Q: What is The Texas Golf Academy and what is its main purpose?

 

I started The Texas Golf Academy as my After School Program.  We teach golf classes after school on many school campuses throughout the school year.  The main purpose of TTGA is to give an opportunity for every child to have access to golf lessons without the parent having to spend a lot of money at the local club to find out if their child has an interest in and a love for golf.  We have expanded to doing church golf classes as well.    

 

Q: Is there a particular teaching method you find helpful for children?

 

Well, there is no substitute for having a passion for working with children.  Coaches I use simply must have that attribute or I wouldn’t even consider hiring them for our After School Program.  Additionally a child must be brought along at the pace that is dictated by their interest level.  It must be fun or they will lose interest quickly.  As far as developing a golf swing, I stress balance from the start.  Fundamentals such as ball position, a basically correct grip, and ending up with a great finish that they can hold for three seconds go a long way to building a good golf swing quickly.  If the child is able to catch on to these things easily, we will work with them more on an individual basis and then see how far they want to go. 

 

Q: What do you find most rewarding about teaching golf to juniors?

 

I tend to look at this long term.  I know what golf did for me (kept me out of trouble, taught me discipline, established self-esteem, helped me to set goals and work to achieve them, and helped me to learn that my decisions had consequences) and I have the same vision for the children with whom I teach.  I want these children to learn discipline, focus on goals, develop self-esteem and become responsible people.  To me, golf exposes them to these attributes quicker than any other sport.  To see these children finally catch on to something that they have worked hard for, even though the process was difficult, is rewarding beyond words. 

 

Q: How does working with kids through golf help them later in life? Are there any values or life lessons that you try to instill in the children you teach through your program?

 

Wow! I could and probably should write a book on that question.  One of the things that we have an opportunity to develop in a child quickly is honesty.  We all know that golf is a game that requires you to police yourself to a certain extent.  I make it clear to our students very early that honesty is always the best policy.  Golf provides a platform in which that virtue can be taught every day and I try to make sure that they experience the rewards of being honest.  A word that I teach to even the youngest of our students (4-5 years old) is etiquette.  Every day that we have golf class, they are presented with opportunities to either have proper or improper etiquette.  When there are new participants in our golf classes, their etiquette is not what it should be but basically because they are uneducated as to what proper etiquette is.  We start the very first day and stress it for the duration of the course.  At the end of a six week course, they are much better with their etiquette and that sets the stage for them to learn the benefits of proper behavior throughout their lives. 

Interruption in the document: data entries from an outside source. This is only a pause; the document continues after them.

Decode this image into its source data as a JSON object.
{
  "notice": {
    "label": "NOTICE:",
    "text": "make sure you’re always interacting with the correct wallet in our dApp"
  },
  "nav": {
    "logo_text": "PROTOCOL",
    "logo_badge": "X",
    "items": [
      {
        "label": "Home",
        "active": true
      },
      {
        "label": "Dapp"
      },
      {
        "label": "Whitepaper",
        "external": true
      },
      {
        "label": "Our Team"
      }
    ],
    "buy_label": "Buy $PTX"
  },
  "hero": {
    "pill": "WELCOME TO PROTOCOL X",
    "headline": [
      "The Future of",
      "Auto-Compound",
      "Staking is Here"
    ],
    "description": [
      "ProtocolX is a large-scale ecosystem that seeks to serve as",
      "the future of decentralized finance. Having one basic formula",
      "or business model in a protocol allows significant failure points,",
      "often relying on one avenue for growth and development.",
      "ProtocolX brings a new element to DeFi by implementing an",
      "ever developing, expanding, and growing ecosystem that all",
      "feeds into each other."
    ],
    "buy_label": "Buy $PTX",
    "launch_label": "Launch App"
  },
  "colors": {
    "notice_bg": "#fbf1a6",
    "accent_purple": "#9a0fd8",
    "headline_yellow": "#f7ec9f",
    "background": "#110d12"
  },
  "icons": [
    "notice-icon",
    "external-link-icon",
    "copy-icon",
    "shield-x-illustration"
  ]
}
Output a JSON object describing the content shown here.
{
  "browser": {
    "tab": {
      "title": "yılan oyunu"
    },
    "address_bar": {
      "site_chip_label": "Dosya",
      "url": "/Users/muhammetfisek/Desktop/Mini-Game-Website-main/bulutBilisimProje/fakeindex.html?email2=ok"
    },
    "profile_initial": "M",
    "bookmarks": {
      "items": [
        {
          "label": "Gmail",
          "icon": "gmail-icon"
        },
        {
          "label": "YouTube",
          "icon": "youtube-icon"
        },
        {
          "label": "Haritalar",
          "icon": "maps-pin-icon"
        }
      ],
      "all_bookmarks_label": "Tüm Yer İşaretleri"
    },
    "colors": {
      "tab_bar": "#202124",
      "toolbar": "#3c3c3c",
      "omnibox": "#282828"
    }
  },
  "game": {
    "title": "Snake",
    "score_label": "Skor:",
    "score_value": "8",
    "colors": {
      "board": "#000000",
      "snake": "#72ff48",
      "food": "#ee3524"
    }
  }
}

Course management is also taught very quickly even if on a rudimentary level.  They must learn to plan ahead and do their best to stick with the plan.  The old adage “If you fail to plan, you plan to fail” is something that can be learned through golf, but if neglected, will cause uncertain results consistently.


Anybody that has played golf knows that there are a complex set of rules compared to other sports or games.  I feel that it is beneficial for a child to learn early that it is important to follow rules and that there are consequences to not obeying the rules. This is yet another element of golf that will prepare young people for their adult lives.


I work with talented young people constantly but to be honest, most of them don’t achieve what their dreams are because they simply lack the discipline necessary to accomplish the extraordinary!  Dreams are great, but realizing those dreams takes commitment and focus.  Having those two elements can lead the individual to become disciplined which is essential to success.